Ms Griffiths said high temperatures would linger until at least mid next month, when a warmer-than-usual autumn would begin.

The pattern of dry spells broken by rain was likely to continue.

Niwa scientist Chris Brandolino said preliminary predictions indicated the start of next month would be hot and sticky, with humidity in the North Island, and thunderstorms.

A brief cool-down would follow at the end of the first week for much of the country, followed by "settled weather and abnormally warm weather" in the second week.

WeatherWatch head analyst Philip Duncan agreed with Niwa, saying although El Nino could be responsible for hot, dry weather on New Zealand's east coasts, wet weather in other parts of the country was more like a La Nina year.

Meanwhile, Cyclone Winston could finally be petering out. Winston dropped to Category 2 yesterday and WeatherWatch believed it would probably lose its cyclone status altogether at some point yesterday or today.

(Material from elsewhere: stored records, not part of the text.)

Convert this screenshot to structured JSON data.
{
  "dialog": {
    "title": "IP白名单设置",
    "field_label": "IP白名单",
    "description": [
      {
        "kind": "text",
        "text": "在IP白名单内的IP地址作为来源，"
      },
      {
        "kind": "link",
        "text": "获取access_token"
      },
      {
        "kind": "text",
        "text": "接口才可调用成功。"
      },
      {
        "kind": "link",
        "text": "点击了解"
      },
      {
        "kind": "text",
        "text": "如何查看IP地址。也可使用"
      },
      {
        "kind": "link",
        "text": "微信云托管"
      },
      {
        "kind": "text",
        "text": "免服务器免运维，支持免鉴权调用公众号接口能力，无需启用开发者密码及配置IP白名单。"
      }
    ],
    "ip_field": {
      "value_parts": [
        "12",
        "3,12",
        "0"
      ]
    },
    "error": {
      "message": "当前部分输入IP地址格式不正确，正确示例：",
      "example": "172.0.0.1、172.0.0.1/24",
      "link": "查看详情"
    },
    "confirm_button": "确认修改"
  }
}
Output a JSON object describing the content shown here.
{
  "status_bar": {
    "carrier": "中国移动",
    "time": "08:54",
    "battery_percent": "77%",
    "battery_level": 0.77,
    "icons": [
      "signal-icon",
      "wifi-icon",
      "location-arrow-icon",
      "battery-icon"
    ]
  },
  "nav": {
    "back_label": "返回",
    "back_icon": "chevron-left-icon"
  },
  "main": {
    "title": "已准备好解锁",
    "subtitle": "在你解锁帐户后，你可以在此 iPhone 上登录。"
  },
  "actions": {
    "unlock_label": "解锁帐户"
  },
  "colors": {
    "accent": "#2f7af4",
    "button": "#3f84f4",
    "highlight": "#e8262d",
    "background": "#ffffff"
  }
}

The track to New Zealand was still unclear, as it had been for half a month now, but Mr Duncan said it was likely Winston would pull down tropical air over the country this weekend, which would merge with a cold front and bring heavy rain to some North Island areas.